woman who hath been false to their first love shall pass here, for yonder Image
shall blow from that trumpet so dreadful a blast with smoke and flames of fire, that
He then placed these words in the copper perron : Knights shall advance here,
each according to his valour; and in the stone perron, he wrote: here none shall
pass except the Knight who exceeds. Apolidon in prowess. And over the door of ...
And farther, he appointed that all Knights who attempted the adventure of the
Forbidden Chamber, and did not pass the copper perron, should leave their arms
there; but from those who advanced any way beyond it, only their swords should
The Governor answered, according to the prowess of those who would have
entered the Forbidden Chamber ; the shields of those who could not enter the
perron of copper, are near the ground; the ten above them are of those who
reached it; ...
He had proved the adventure twelve days ago, and had reached the marble
perron, which was more than any Knight before him had done, and he was now
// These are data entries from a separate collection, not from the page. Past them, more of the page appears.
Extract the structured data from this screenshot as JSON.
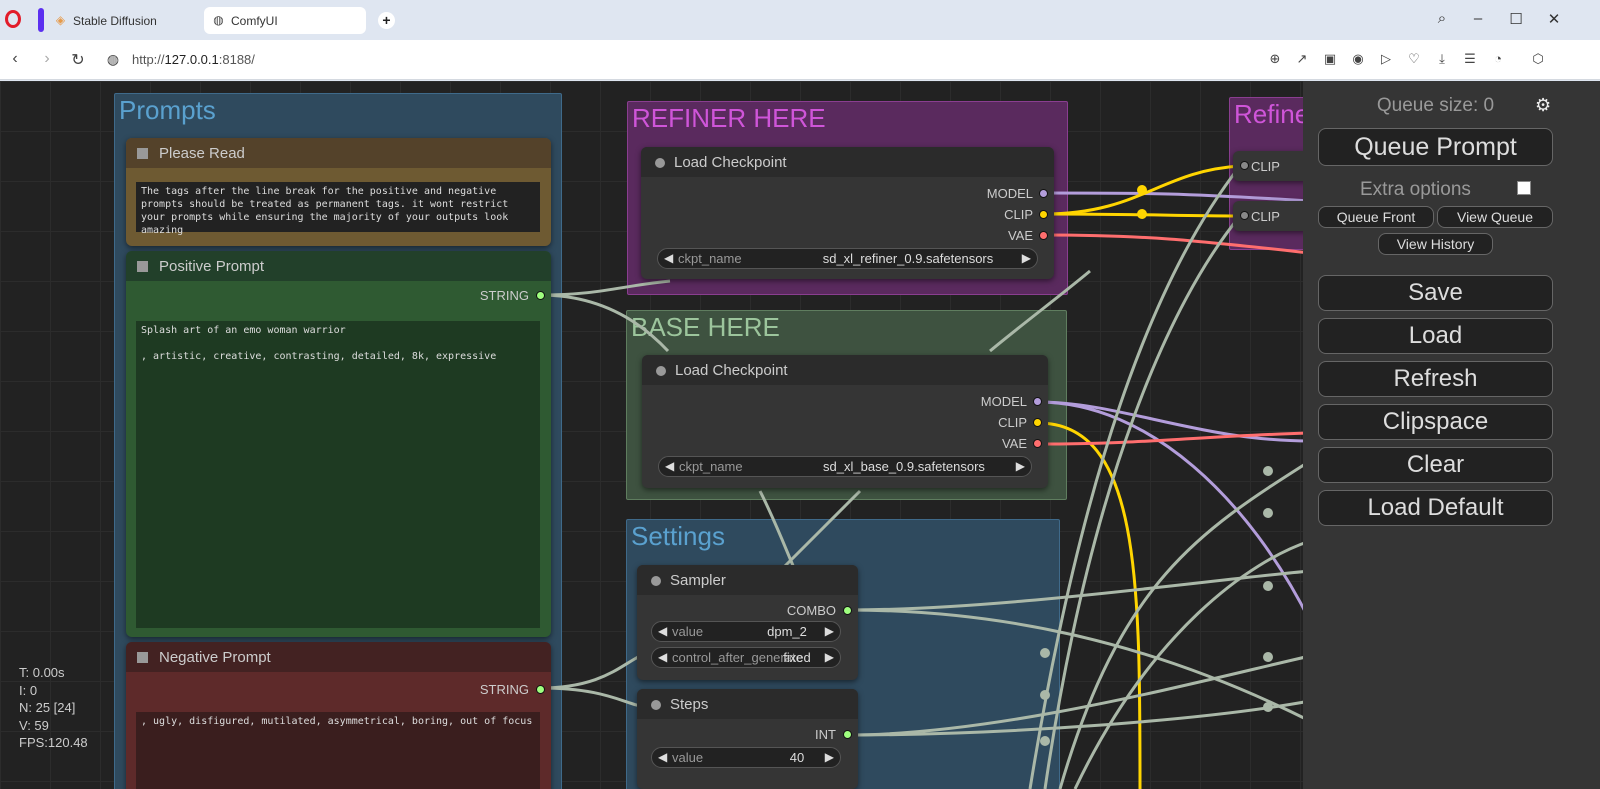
{
  "browser": {
    "tabs": [
      {
        "title": "Stable Diffusion"
      },
      {
        "title": "ComfyUI"
      }
    ],
    "url_scheme": "http://",
    "url_host": "127.0.0.1",
    "url_rest": ":8188/"
  },
  "groups": {
    "prompts": "Prompts",
    "refiner": "REFINER HERE",
    "base": "BASE HERE",
    "settings": "Settings",
    "refine_partial": "Refine"
  },
  "nodes": {
    "please_read": {
      "title": "Please Read",
      "text": "The tags after the line break for the positive and negative prompts should be treated as permanent tags. it wont restrict your prompts while ensuring the majority of your outputs look amazing"
    },
    "positive": {
      "title": "Positive Prompt",
      "output": "STRING",
      "text": "Splash art of an emo woman warrior\n\n, artistic, creative, contrasting, detailed, 8k, expressive"
    },
    "negative": {
      "title": "Negative Prompt",
      "output": "STRING",
      "text": ", ugly, disfigured, mutilated, asymmetrical, boring, out of focus"
    },
    "refiner_ckpt": {
      "title": "Load Checkpoint",
      "outputs": [
        "MODEL",
        "CLIP",
        "VAE"
      ],
      "widget_label": "ckpt_name",
      "widget_value": "sd_xl_refiner_0.9.safetensors"
    },
    "base_ckpt": {
      "title": "Load Checkpoint",
      "outputs": [
        "MODEL",
        "CLIP",
        "VAE"
      ],
      "widget_label": "ckpt_name",
      "widget_value": "sd_xl_base_0.9.safetensors"
    },
    "sampler": {
      "title": "Sampler",
      "output": "COMBO",
      "widgets": [
        {
          "label": "value",
          "value": "dpm_2"
        },
        {
          "label": "control_after_generate",
          "value": "fixed"
        }
      ]
    },
    "steps": {
      "title": "Steps",
      "output": "INT",
      "widget_label": "value",
      "widget_value": "40"
    },
    "refine_clip_1": "CLIP",
    "refine_clip_2": "CLIP"
  },
  "stats": {
    "t": "T: 0.00s",
    "i": "I: 0",
    "n": "N: 25 [24]",
    "v": "V: 59",
    "fps": "FPS:120.48"
  },
  "menu": {
    "queue_size": "Queue size: 0",
    "queue_prompt": "Queue Prompt",
    "extra_options": "Extra options",
    "queue_front": "Queue Front",
    "view_queue": "View Queue",
    "view_history": "View History",
    "save": "Save",
    "load": "Load",
    "refresh": "Refresh",
    "clipspace": "Clipspace",
    "clear": "Clear",
    "load_default": "Load Default"
  },
  "colors": {
    "model": "#b39ddb",
    "clip": "#ffd500",
    "vae": "#ff6e6e",
    "string": "#9fff7f",
    "link": "#aab8a8"
  }
}
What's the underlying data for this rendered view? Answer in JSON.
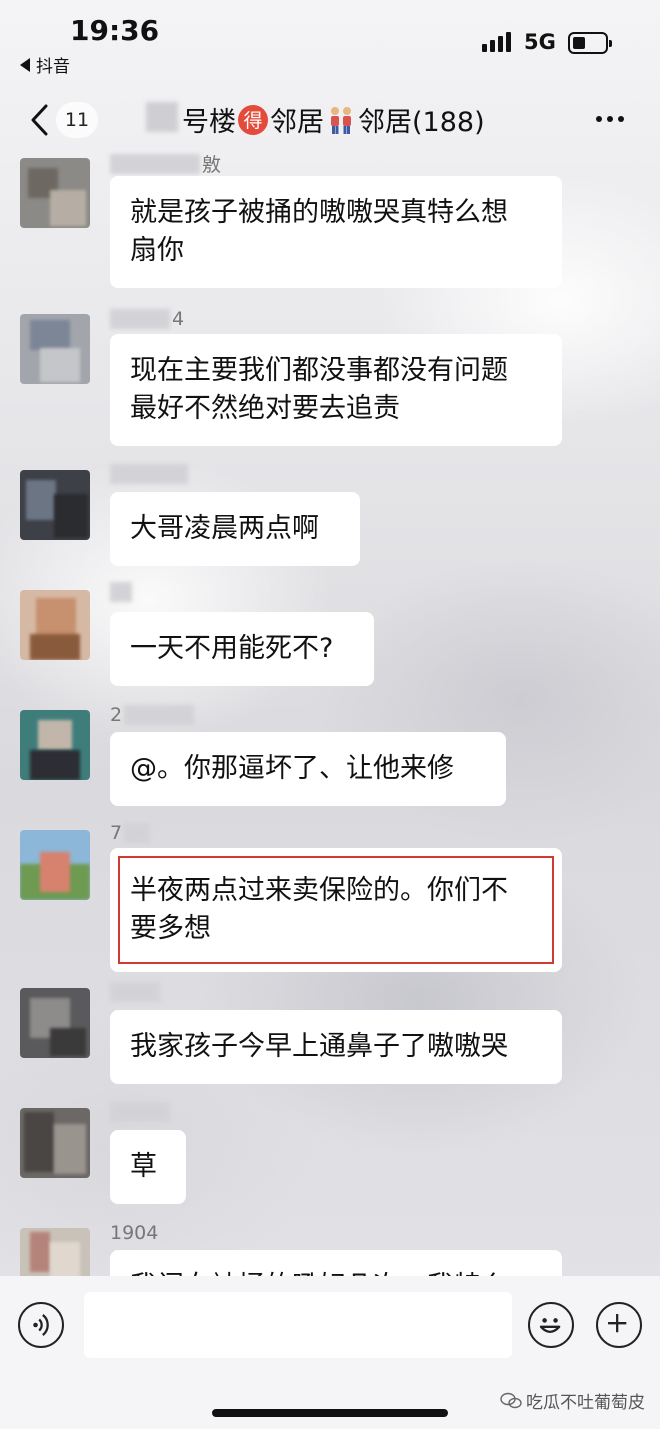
{
  "status_bar": {
    "time": "19:36",
    "back_app": "抖音",
    "network": "5G"
  },
  "header": {
    "unread_count": "11",
    "title_part1": "号楼",
    "title_badge": "得",
    "title_part2": "邻居",
    "title_part3": "邻居(188)"
  },
  "messages": [
    {
      "name": "敫",
      "lines": [
        "就是孩子被捅的嗷嗷哭真特么想",
        "扇你"
      ]
    },
    {
      "name": "4",
      "lines": [
        "现在主要我们都没事都没有问题",
        "最好不然绝对要去追责"
      ]
    },
    {
      "name": "",
      "lines": [
        "大哥凌晨两点啊"
      ]
    },
    {
      "name": "",
      "lines": [
        "一天不用能死不?"
      ]
    },
    {
      "name": "2",
      "lines": [
        "@。你那逼坏了、让他来修"
      ]
    },
    {
      "name": "7",
      "lines": [
        "半夜两点过来卖保险的。你们不",
        "要多想"
      ],
      "highlighted": true
    },
    {
      "name": "",
      "lines": [
        "我家孩子今早上通鼻子了嗷嗷哭"
      ]
    },
    {
      "name": "",
      "lines": [
        "草"
      ]
    },
    {
      "name": "1904",
      "lines": [
        "我闺女被捅的吼好几次，我特么"
      ]
    }
  ],
  "bottom": {
    "watermark": "吃瓜不吐葡萄皮"
  }
}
gone to Great Britain to combat Amadis, in revenge for his brother's death.